These are hobbit facts, made believable because Nimoy said so.
Nimoy wasn’t a one-trick Vulcan when it came to music, though. His folk records issued in the 1960s have long been underground classics, oddly earnest recordings including “Leonard Nimoy Presents Mr. Spock’s Music From Outer Space,” “Two Sides of Leonard...Read more
Kanye West is sorry. On Thursday, the controversial but immensely popular rap star took to Twitter -- where he has more than 11 million followers -- to apologize to artists Beck and Bruno Mars.Read more
Long before Brandy Clark scored 2015 Grammy nominations for best new artist and country album, and before critics started lauding her 2013 debut album “12 Stories” as one of the freshest arrivals in recent years, the singer and songwriter knew she was onto something with her writing.
“I wrote this song called ‘I Cried,’ and I could tell by the response it had when people heard it that I’d figured something out — it hit people in a very emotional way,” Clark, 38, said over breakfast in the restaurant of her Los Angeles hotel Thursday, a day before she was scheduled to take the stage at the Nokia Theatre, where she's opening for country veteran Alan Jackson.
But she also soon began to wonder whether any significant number of country fans would ever get the chance to hear her smartly written perspectives on life, love, working and other topics, given the relatively limited scope of what makes it onto country radio these days.
“It can be very discouraging,” said Clark, who grew up in...Read more
City of the Angels, Journey is calling you. The classic rock band will open the 2015 Hollywood Bowl season with a performance with Thomas Wilkins and the Hollywood Bowl Orchestra on June 20. It will be the band's first-ever appearance with a full orchestra.

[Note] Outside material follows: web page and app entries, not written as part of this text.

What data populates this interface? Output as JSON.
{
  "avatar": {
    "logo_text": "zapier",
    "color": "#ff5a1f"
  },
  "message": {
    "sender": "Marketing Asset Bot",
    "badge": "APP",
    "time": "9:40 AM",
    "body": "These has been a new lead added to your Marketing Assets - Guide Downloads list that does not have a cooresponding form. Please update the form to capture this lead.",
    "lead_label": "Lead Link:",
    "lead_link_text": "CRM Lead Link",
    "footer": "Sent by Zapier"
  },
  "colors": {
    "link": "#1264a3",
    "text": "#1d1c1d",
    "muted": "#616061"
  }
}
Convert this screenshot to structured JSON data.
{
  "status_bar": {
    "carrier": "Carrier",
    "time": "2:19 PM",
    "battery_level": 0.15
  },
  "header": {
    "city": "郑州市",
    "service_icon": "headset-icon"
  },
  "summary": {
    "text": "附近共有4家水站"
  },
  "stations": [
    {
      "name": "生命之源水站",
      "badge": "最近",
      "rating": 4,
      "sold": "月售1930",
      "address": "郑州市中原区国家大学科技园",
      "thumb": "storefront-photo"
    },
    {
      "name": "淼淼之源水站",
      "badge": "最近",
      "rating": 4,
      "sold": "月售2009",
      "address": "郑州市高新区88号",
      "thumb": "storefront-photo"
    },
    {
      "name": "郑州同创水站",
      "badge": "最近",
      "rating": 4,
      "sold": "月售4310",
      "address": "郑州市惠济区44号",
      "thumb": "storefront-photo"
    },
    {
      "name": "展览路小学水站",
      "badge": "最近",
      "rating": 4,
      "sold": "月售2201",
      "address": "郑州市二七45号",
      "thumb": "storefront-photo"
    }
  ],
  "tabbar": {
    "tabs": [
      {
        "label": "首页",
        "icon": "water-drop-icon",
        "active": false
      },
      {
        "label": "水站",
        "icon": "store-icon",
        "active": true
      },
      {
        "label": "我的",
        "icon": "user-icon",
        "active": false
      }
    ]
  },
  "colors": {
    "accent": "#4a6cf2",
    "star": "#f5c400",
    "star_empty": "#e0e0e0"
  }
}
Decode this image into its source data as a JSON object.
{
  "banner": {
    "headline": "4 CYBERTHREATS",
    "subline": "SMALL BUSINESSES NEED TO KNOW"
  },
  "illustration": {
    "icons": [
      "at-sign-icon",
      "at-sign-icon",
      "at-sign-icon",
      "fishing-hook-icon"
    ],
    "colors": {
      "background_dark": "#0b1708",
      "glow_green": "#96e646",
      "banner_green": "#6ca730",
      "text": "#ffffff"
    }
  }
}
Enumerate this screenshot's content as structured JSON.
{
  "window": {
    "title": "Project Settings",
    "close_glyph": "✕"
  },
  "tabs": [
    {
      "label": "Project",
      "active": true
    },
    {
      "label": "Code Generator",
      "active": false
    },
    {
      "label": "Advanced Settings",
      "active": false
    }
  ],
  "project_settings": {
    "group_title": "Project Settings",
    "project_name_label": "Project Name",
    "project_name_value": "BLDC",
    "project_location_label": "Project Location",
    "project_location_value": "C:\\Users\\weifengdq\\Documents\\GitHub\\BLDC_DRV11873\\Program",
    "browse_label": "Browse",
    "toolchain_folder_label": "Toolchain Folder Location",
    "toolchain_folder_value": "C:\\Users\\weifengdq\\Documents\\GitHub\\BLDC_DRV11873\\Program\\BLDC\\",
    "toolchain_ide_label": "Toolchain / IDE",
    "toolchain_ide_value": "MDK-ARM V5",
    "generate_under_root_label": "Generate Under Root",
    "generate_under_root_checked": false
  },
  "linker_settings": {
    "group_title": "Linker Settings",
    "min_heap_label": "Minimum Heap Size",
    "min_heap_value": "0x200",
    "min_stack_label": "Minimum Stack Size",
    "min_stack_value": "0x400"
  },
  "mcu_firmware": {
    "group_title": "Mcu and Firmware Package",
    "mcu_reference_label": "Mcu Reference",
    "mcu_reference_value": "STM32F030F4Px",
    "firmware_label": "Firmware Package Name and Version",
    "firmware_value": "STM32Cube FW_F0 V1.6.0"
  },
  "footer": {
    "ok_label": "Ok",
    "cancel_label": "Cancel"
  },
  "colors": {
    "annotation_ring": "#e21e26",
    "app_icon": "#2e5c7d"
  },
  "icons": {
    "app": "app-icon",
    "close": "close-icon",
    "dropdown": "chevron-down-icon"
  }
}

The curtain-raising concert will advance a pop music schedule that's filling up. Also slated to appear throughout the summer at the landmark outdoor venue are Basement Jaxx, Ed Sheeran, Underworld, Smokey Robinson, Death Cab for Cutie, David Gray, Orquestra Buena Vista Social Club, Sheryl Crow, the B-52s and others.
As for Journey: as always these days, of course, the band will be absent its longtime vocal asset Steve Perry, who long ago stopped performing with the band. In his place, founding members Neal Schon and Ross Valory will be joined by longtime members Jonathan Cain and Deen Castronovo and the miraculously on-spot singer Arnel Pineda.
Close your eyes and Pineda's a ringer, and as such, Journey's takes on classics...Read more